I thoroughly enjoy Maureen Dowd's columns in The New York Times but her bashing of President Bush for the last eight years has not persuaded me to her point of view at all. And yet, I have nothing good to say about Ann Coulter, a syndicated columnist with Universal Press Syndicate, who dismisses with rancor half the people I know and love, but at the same time doesn't have to persuade me to her point of view on conservative issues - I'm there.
But I have opinions of my own on the American press and our need to clean up our act - not necessarily because the whole world is watching, although that, too, but because we're feeding ourselves garbage.
How many of us care if it's the anniversary of when Britney Spears shaved her head? The follow-up stories covered her life since then. Since it's been non-stop, we have no need for recaps. I am not talking about news in the tabloids, or even magazines at the checkout counters at supermarkets. I'm talking about the Britneygrams delivered nationwide by the daily press.
It has been 33 days without a murder in Newark, N.J., the longest span since 1963. I suppose this is the good news since they are not printing the news from Jacksonville, Fla.: "About 39 percent of the 848 homicides committed in Jacksonville from 1996 to 2005 remain unsolved, Jacksonville Sheriff's Office numbers show." Where we live, 60 miles north, these murders are our television news of the day. Two or three murders in an evening's suppertime broadcast is typical.
People are shot through the walls of their homes as gunslingers drive by for the fun of it and pop, pop, pop. Two weeks ago an 11-year old girl lying on her bed reading was killed instantly by a stray bullet. There are more and more police but they pose no threat to the gangs. And when they are called, residents say they don't always come "because of the neighborhood." And that's the news of the day. You call these rights?
I don't think the framers of our Constitution, when they drafted the Bill of Rights, meant for those rights to be demanded in extremisby an irresponsible populace. The right to bear arms was intended as a means to protect your home and family against intruders, so you could enjoy the guarantees of life, liberty and the pursuit of happiness. As for your posterity being guaranteed by those same rights - well, your posterity may not make it past age 20.
The airwaves are polluted with stories that don't warrant our attention: A basketball players rape case; a baseball player's use of steroids; nd for the last three weeks, it's been Roger Clemens and he-said, he-said saga of whether he was injected with performance-enhancing drugs.

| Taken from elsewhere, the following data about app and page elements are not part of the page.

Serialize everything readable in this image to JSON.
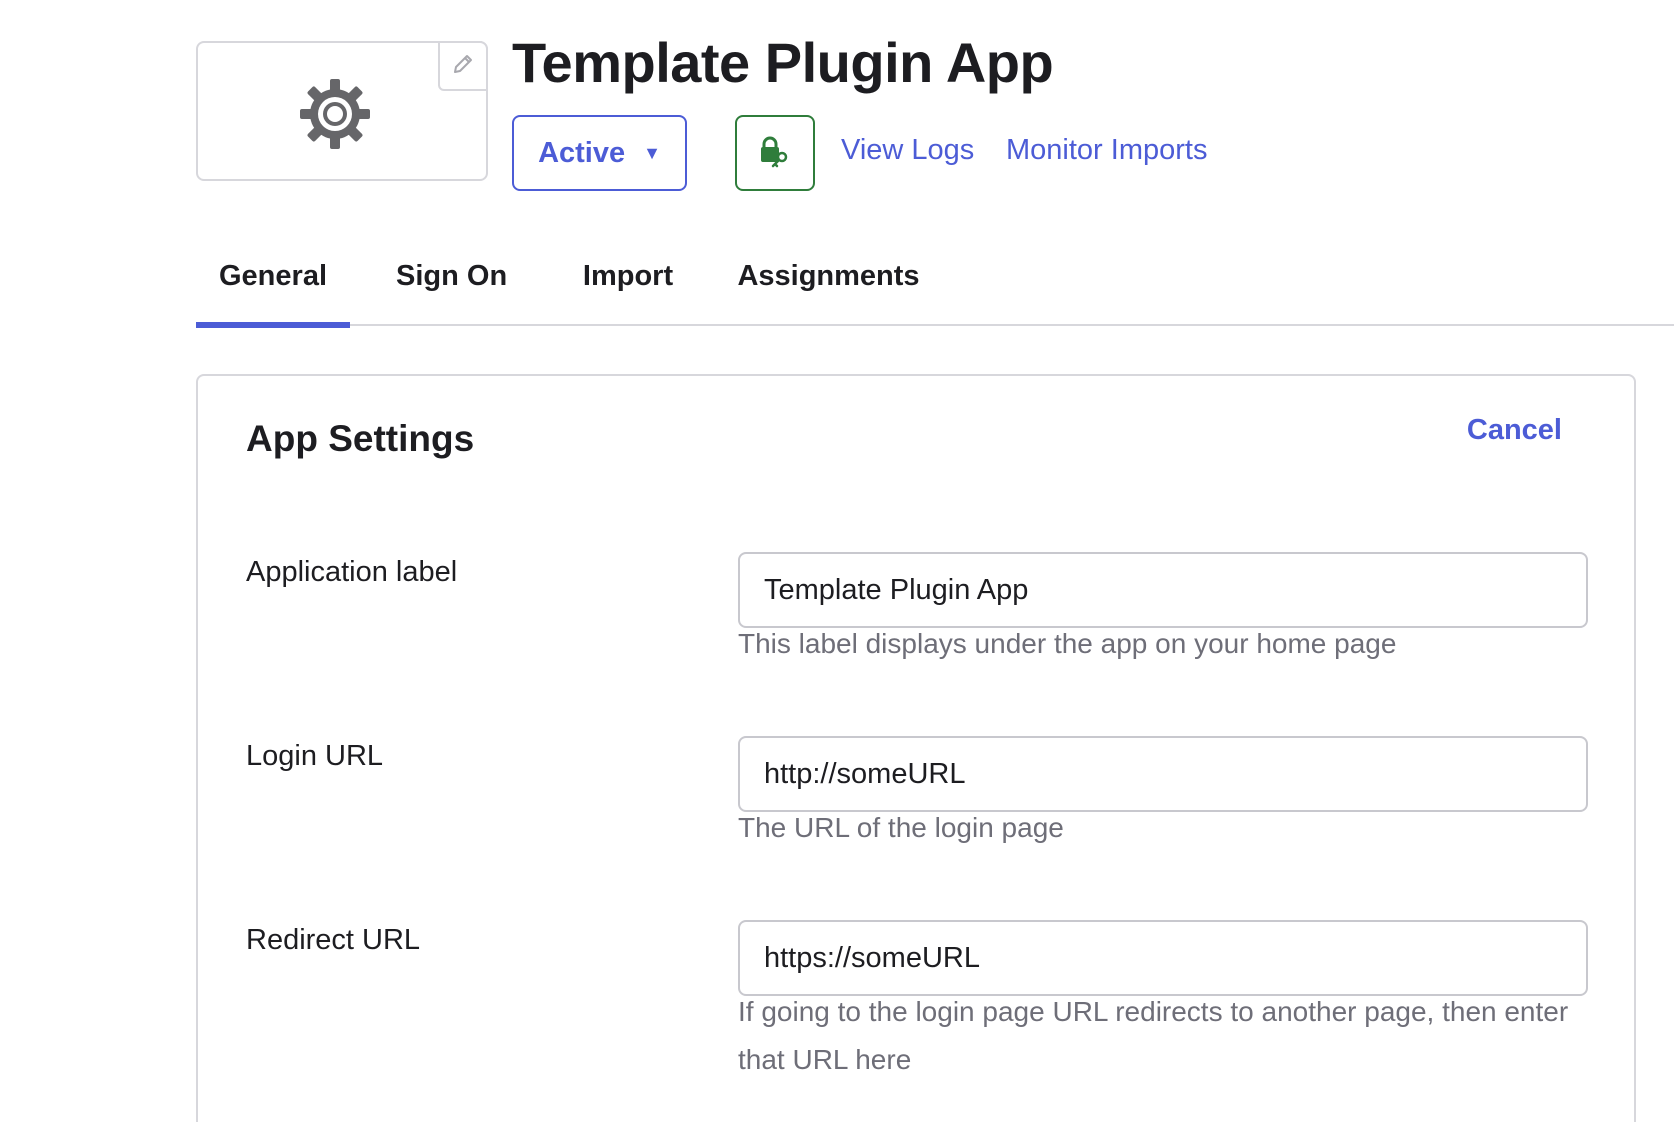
{
  "header": {
    "title": "Template Plugin App",
    "status_label": "Active",
    "links": {
      "view_logs": "View Logs",
      "monitor_imports": "Monitor Imports"
    },
    "icons": {
      "logo": "gear-icon",
      "edit": "pencil-icon",
      "provisioning": "lock-key-icon",
      "status_caret": "caret-down-icon"
    }
  },
  "tabs": [
    {
      "label": "General",
      "active": true
    },
    {
      "label": "Sign On",
      "active": false
    },
    {
      "label": "Import",
      "active": false
    },
    {
      "label": "Assignments",
      "active": false
    }
  ],
  "app_settings": {
    "title": "App Settings",
    "cancel_label": "Cancel",
    "fields": [
      {
        "label": "Application label",
        "value": "Template Plugin App",
        "help": "This label displays under the app on your home page"
      },
      {
        "label": "Login URL",
        "value": "http://someURL",
        "help": "The URL of the login page"
      },
      {
        "label": "Redirect URL",
        "value": "https://someURL",
        "help": "If going to the login page URL redirects to another page, then enter that URL here"
      }
    ]
  },
  "colors": {
    "accent": "#4c5cd6",
    "provisioning_green": "#2f7d3b",
    "text": "#1d1d21",
    "muted": "#6e6e78",
    "border": "#d7d7dc"
  }
}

Why are these sports figures called before Congress? The Congress of the United States? Why am I seeing Senator Arlen Specter questioning the football player about his use of steroids, and a coach's statement about what he witnessed? Who put the needle where? When? What was injected? Neither tells the same story, and that means "somebody is lying." Why is this not being handled by the commissioner of either baseball or football? Meanwhile, Congress is filled with fans scurrying for Clements' autograph!
Simply put, if there are rules about steroid use and it's detected before a game, then he or she shouldn't play they're out of the game. And that's it. Let the fans scream: A rule is a rule. Must we be subjected to a congressional hearing because fans lost (mostly illegal) bets? It might take two seasons to get this message out, but once it's taken seriously, it will take hold.
Of course, they're digging into the past whenever a likely offender broke records, won ribbons or gold medals, and that trophies sit on the mantlepiece of an athlete who took advantage or steroids. So, is that fair? Was it a rule then? Was it enforced? Is that not the business of the powers that be in the sports industry?
Were sports figures the only ones using something to enhance performance? Did sports anchors do so, or news anchors? Did politicians? Did students double up on caffeine to cram all night for an exam? Was Prozac prescribed to help the harried, over-worked mother or career person get through the day? None of these should be the business of Congress.
I'm expressing my opinion. If in your opinion that it constitutes news that Anna Nicole Smith has been dead a year, that there is new information on John F. Kennedy's assassination, and that there's a new study of the accident that killed Princess Diana, then open up the daily newspaper this week and read all about it.
You won't read about gun control. That notion is not even on the table for discussion - not in Congress nor anywhere thoughtful people can work out a compromise about the right to carry a weapon to protect their home and family from intruders - versus the right to fill your car trunk with an arsenal to splay bullets around a neighborhood when your rages take over and retaliation is your goal.
Right now, such criminals are locked up after the court noted for the record that the killer was the product of one sad situation or another. That notation follows him through the system and eventually to any parole board.
The school shooters kill themselves and live in infamy, while the neighborhood punks rot in jail. Something is wrong here. If self-control is not the answer, then availability of illegal weapons must be controlled. Guns are supposed to protect us from the intruders, not placed in the hands of those intending harm.
Of course, that's just my opinion.
Visit longtime AR Correspondent Constance Daley at her Website.